Suri makes the point that if one considers mathematics a game, where originality and elegance are the most important criteria, then indeed youth can be an advantage. He quotes John Tate [an algebraist] as stating that mathematicians do their best work when they "don't have a lot of baggage" and "haven't worn grooves in their brains." But there is more to mathematics. As Suri tells us, "Ever since its inception, mathematics has also been driven by another powerful force: applications. From the early commerce and measurement needs that motivated the Sumerians to the subject's symbiotic co-development with physics, mathematical inquiry has been spurred by questions from external fields." And here is where "experience and maturity help." "Ivo's most profusely cited paper, published when he was 70, contains one of those clarifying, deceptively simple-looking ideas that can emerge only with the deep and broad insight of a long career: a general mathematical method that can be (and is being!) used by engineers to design better machine parts."

Babuska has doctorates in both engineering and mathematics. "In this, he embodies another skill enhanced by experience -- the ability to interact with non-mathematicians, to interpret their questions mathematically and to explain solutions in their language. Hardy dismissed exposition as 'work for second-rate minds,' but such activity is critical for a field notoriously inept at communicating its results to outsiders." Finally: "Let's cherish Hardy's theorems, not his opinions, and recognize mathematics as a field with diverse goals and needs, where people can expect to make useful contributions regardless of gender or age."

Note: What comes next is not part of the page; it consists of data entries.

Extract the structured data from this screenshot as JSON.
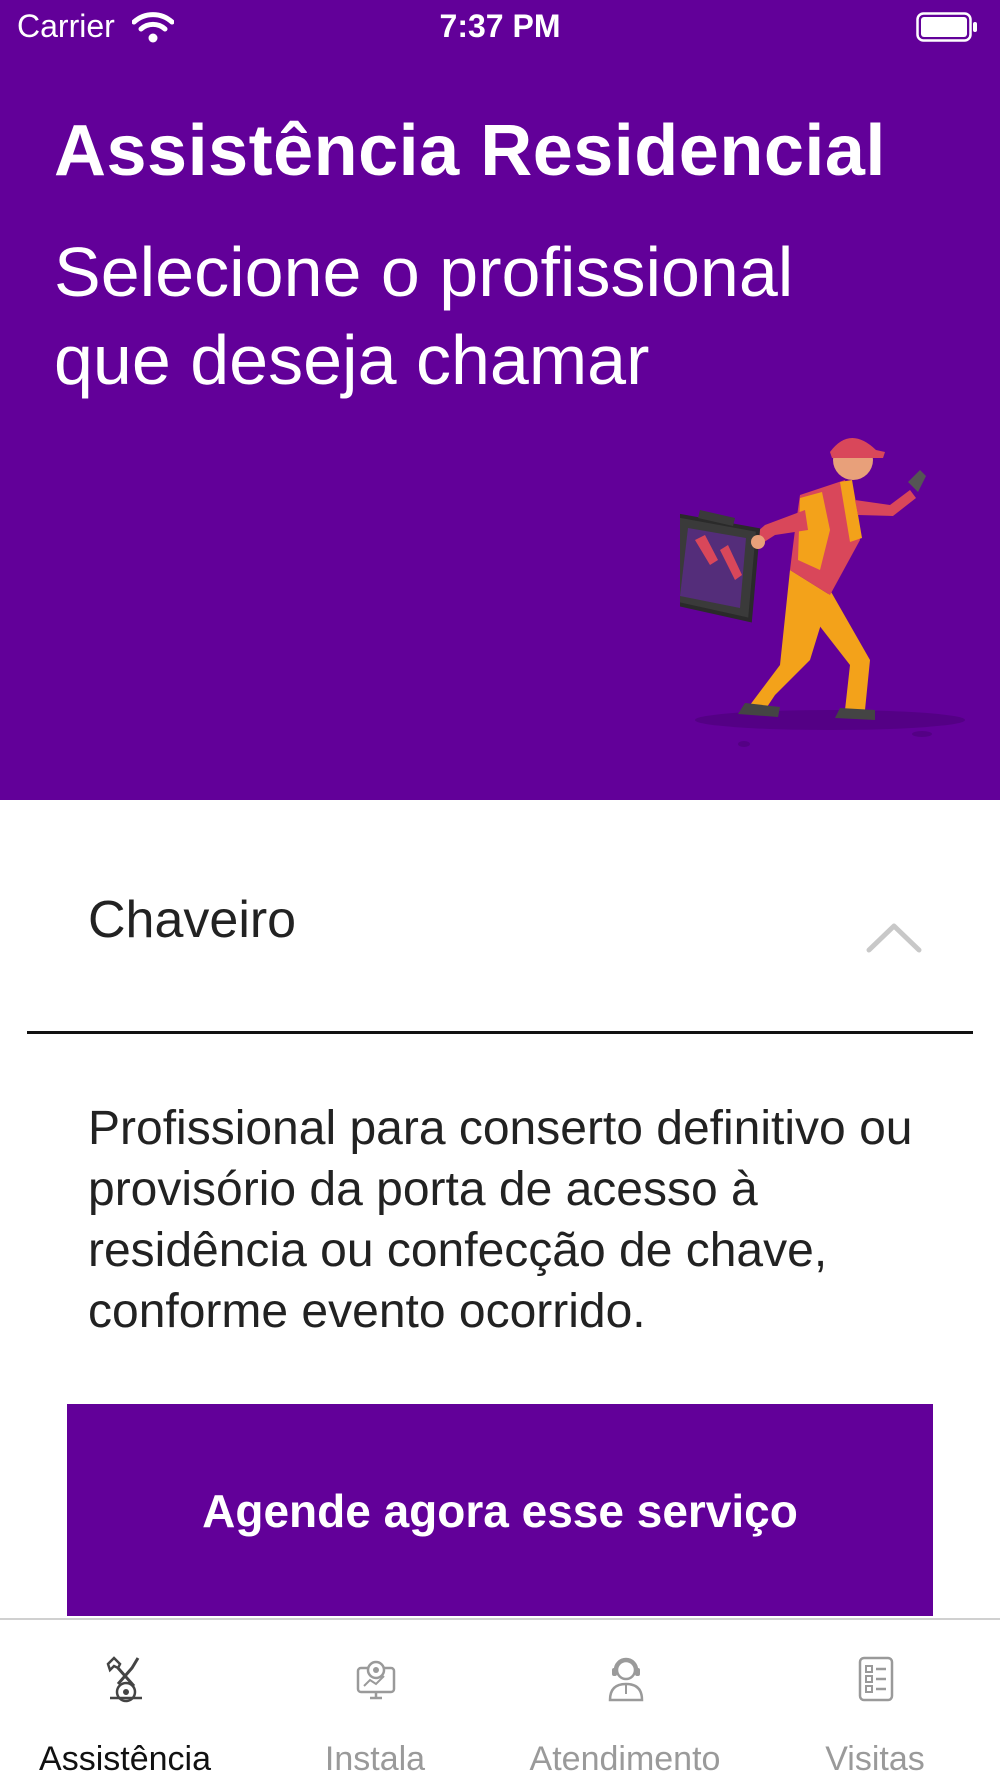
{
  "status_bar": {
    "carrier": "Carrier",
    "time": "7:37 PM"
  },
  "hero": {
    "title": "Assistência Residencial",
    "subtitle": "Selecione o profissional que deseja chamar",
    "illustration": "running-repairman-with-toolbox"
  },
  "service": {
    "name": "Chaveiro",
    "expanded": true,
    "description": "Profissional para conserto definitivo ou provisório da porta de acesso à residência ou confecção de chave, conforme evento ocorrido.",
    "cta_label": "Agende agora esse serviço"
  },
  "tabs": [
    {
      "label": "Assistência",
      "icon": "repair-tools-icon",
      "active": true
    },
    {
      "label": "Instala",
      "icon": "install-monitor-icon",
      "active": false
    },
    {
      "label": "Atendimento",
      "icon": "support-agent-icon",
      "active": false
    },
    {
      "label": "Visitas",
      "icon": "checklist-icon",
      "active": false
    }
  ],
  "colors": {
    "brand_purple": "#620099",
    "tab_active": "#111111",
    "tab_inactive": "#9a9a9a",
    "chevron": "#c8c8c8"
  }
}
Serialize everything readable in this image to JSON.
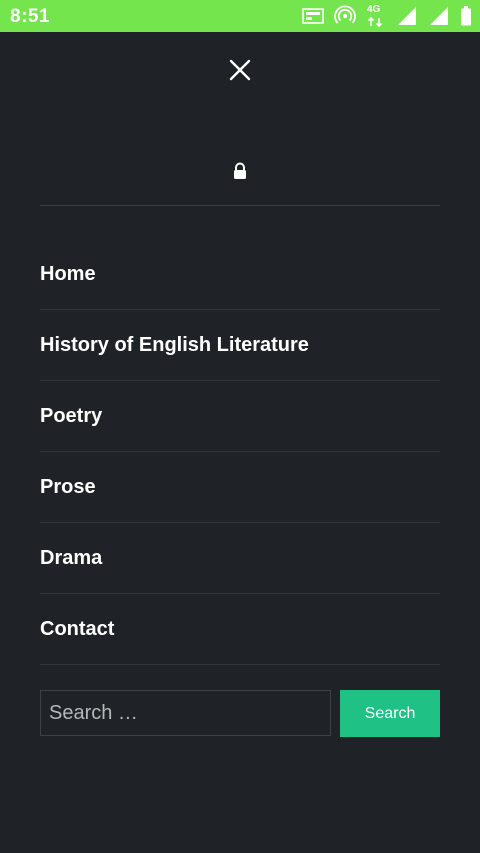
{
  "status_bar": {
    "time": "8:51",
    "network": "4G",
    "background_color": "#74e54c",
    "icons": [
      "volte-icon",
      "hotspot-icon",
      "4g-data-icon",
      "signal-icon",
      "signal-icon",
      "battery-icon"
    ]
  },
  "menu": {
    "close_icon": "close-icon",
    "lock_icon": "lock-icon",
    "items": [
      {
        "label": "Home"
      },
      {
        "label": "History of English Literature"
      },
      {
        "label": "Poetry"
      },
      {
        "label": "Prose"
      },
      {
        "label": "Drama"
      },
      {
        "label": "Contact"
      }
    ]
  },
  "search": {
    "placeholder": "Search …",
    "button_label": "Search",
    "button_color": "#1fc184"
  },
  "colors": {
    "background": "#1f2226",
    "text": "#ffffff",
    "divider": "#30353a"
  }
}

"The Great Math Mystery," redux on NOVA

On March 30, 2016 PBS rebroadcast their sumptuous exploration of the relation between mathematics and reality, and in particular the question, going back to Eugene Wigner, of the "unreasonable effectiveness" of mathematics in describing and explaining physical phenomena. The program ends with a typically troubling spoken contribution from Stephen Wolfram: "I think it's an illusion, because I think what's happened is that people have chosen to build physics, for example, using the mathematics that has been practiced, has developed historically, and they're looking at everything, they're choosing to study things which are amenable to study using the mathematics that happens to have arisen; but actually there is a whole vast ocean of other things that are really quite inaccessible to these methods."

Tony Phillips
Stony Brook University
tony at